Release date: June 13, 2016
24. The Inevitable: Understanding the 12 Technological Forces That Will Shape Our Future, by Kevin Kelly
This book offers a great analysis of what’s to come, in addition to the trends that are already here and growing, including flowing, screening, accessing, sharing, filtering, remixing, tracking, and questioning. It also discusses how they will continue to evolve and combine in ways that will utterly transform how we work, buy, learn, and communicate. Embrace them with this book.
Release date: June 7, 2016
Finding The Time To Read
I know what you’re probably thinking at this point: Who has time to read one, yet alone 24 of the best leadership books when you’re busy building a small business, corporation or small empire!
Or even just coping with the day-to-day demands of your job.

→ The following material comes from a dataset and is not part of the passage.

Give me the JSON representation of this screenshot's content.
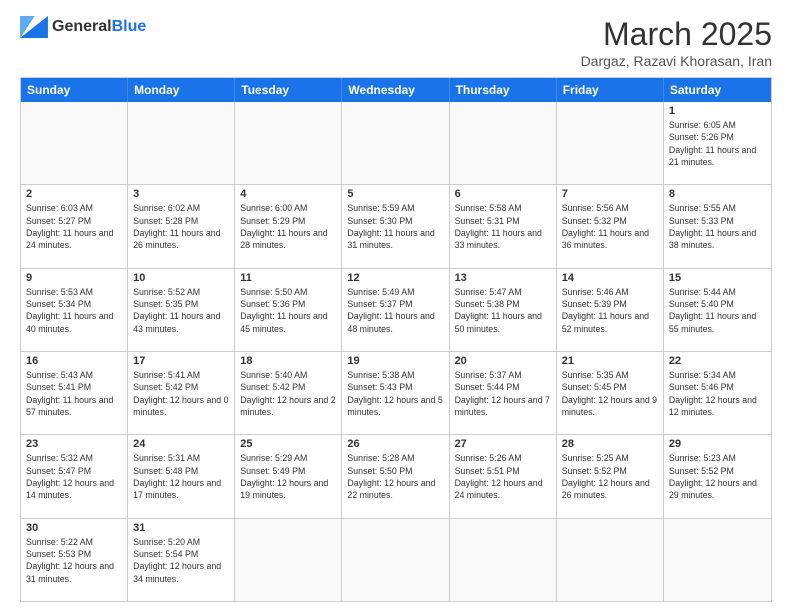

Trust us, we hear you on that score.
But the answer is: You do.
Simply decide which leadership books resonate the most with you, and then make it a priority to spend at least 30 minutes a day improving and nurturing your leadership qualities and skills by getting down to some old fashioned reading.
That’s just 1/48 out of your day. Which when you break it down like that, is absolutely nothing.
Prioritize what’s important to you, and what’s not. And then get busy!
Even just this small investment of time will teach you what makes a good leader, and how you can successfully transform into the leader you want to become.
Which really should be the goal for any leader, aspiring leader, manager or CEO, shouldn’t it?
But if dedicating 1/48 of your day to learning still seems like a challenge, here are some time-busting tips:
- Use Goodreads – The goodreads website is a great place to help you narrow down what is all too often a very long list of books you think you might want to read (like this one). Lots of serious, intelligent readers provide their opinions about all kinds of books, and it can definitely serve as a guide for what’s good, and what’s not. In short, this is one surefire way to pin-point the best leadership books you should be devoting your precious time too.
- Kindle – You have to hand it to Amazon for being on its game when it comes to the Kindle. Not only does Amazon publish the lion’s share of eBooks, you can conveniently whip out your Kindle while commuting, traveling for work or waiting in line at the grocery store. Because it’s super light, there’s no reason it can’t permanently live in your work bag.
- Synch your devices – Between your smartphone, tablet, and other devices, make sure they all have a reading app that syncs across devices so you can always pick up on your reading whenever you have a few minutes to spare and wherever you are.
- Go Audio – Get the audio versions of the best leadership books you want to read. You can listen while driving, exercising, or during other activities where reading a physical book doesn’t work as a complementary task.
Curious to see which leadership books made our list in 2015 and 2017? Check out the articles below:
– Part 1: 2015 – The Top 20 Must-Read Leadership Books That’ll Help You Gain A Die Hard Following That Respects You – Part 1
– Part 2: 2017 – The Best Leadership Books – Part 3: Don’t Pick Up Another Leadership Book Until You’ve Checked Out These